Your instructions:
All lines in the material below that contain "Tipo" should be located and copied.

Excerpted data:
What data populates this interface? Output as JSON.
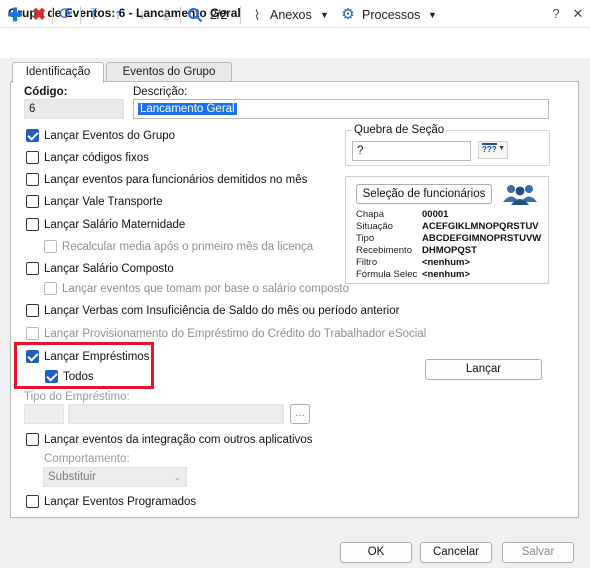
{
  "window": {
    "title": "Grupo de Eventos: 6 - Lancamento Geral"
  },
  "toolbar": {
    "page_indicator": "2/2",
    "attachments_label": "Anexos",
    "processes_label": "Processos"
  },
  "tabs": [
    {
      "label": "Identificação",
      "active": true
    },
    {
      "label": "Eventos do Grupo",
      "active": false
    }
  ],
  "form": {
    "codigo_label": "Código:",
    "codigo_value": "6",
    "descricao_label": "Descrição:",
    "descricao_value": "Lancamento Geral",
    "quebra_label": "Quebra de Seção",
    "quebra_value": "?",
    "quebra_icon_text": "???"
  },
  "checkboxes": {
    "eventos_grupo": {
      "label": "Lançar Eventos do Grupo",
      "checked": true
    },
    "codigos_fixos": {
      "label": "Lançar códigos fixos",
      "checked": false
    },
    "demitidos": {
      "label": "Lançar eventos para funcionários demitidos no mês",
      "checked": false
    },
    "vale_transporte": {
      "label": "Lançar Vale Transporte",
      "checked": false
    },
    "salario_maternidade": {
      "label": "Lançar Salário Maternidade",
      "checked": false
    },
    "recalcular_media": {
      "label": "Recalcular media após o primeiro mês da licença",
      "checked": false
    },
    "salario_composto": {
      "label": "Lançar Salário Composto",
      "checked": false
    },
    "eventos_base": {
      "label": "Lançar eventos que tomam por base o salário composto",
      "checked": false
    },
    "verbas_insuficiencia": {
      "label": "Lançar Verbas com Insuficiência de Saldo do mês ou período anterior",
      "checked": false
    },
    "provisionamento": {
      "label": "Lançar Provisionamento do Empréstimo do Crédito do Trabalhador eSocial",
      "checked": false
    },
    "emprestimos": {
      "label": "Lançar Empréstimos",
      "checked": true
    },
    "todos": {
      "label": "Todos",
      "checked": true
    },
    "integracao": {
      "label": "Lançar eventos da integração com outros aplicativos",
      "checked": false
    },
    "programados": {
      "label": "Lançar Eventos Programados",
      "checked": false
    }
  },
  "selection": {
    "button_label": "Seleção de funcionários",
    "rows": [
      {
        "key": "Chapa",
        "value": "00001"
      },
      {
        "key": "Situação",
        "value": "ACEFGIKLMNOPQRSTUV"
      },
      {
        "key": "Tipo",
        "value": "ABCDEFGIMNOPRSTUVW"
      },
      {
        "key": "Recebimento",
        "value": "DHMOPQST"
      },
      {
        "key": "Filtro",
        "value": "<nenhum>"
      },
      {
        "key": "Fórmula Selec",
        "value": "<nenhum>"
      }
    ]
  },
  "lancar_button": "Lançar",
  "tipo_emprestimo_label": "Tipo do Empréstimo:",
  "ellipsis_button": "...",
  "comportamento": {
    "label": "Comportamento:",
    "value": "Substituir"
  },
  "footer": {
    "ok": "OK",
    "cancel": "Cancelar",
    "save": "Salvar"
  },
  "colors": {
    "accent": "#1f5fbf",
    "highlight_box": "#e3142c",
    "add": "#1a73e8",
    "delete": "#d32f2f"
  }
}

Solution:
        "key": "Tipo",
  "tipo_emprestimo_label": "Tipo do Empréstimo:",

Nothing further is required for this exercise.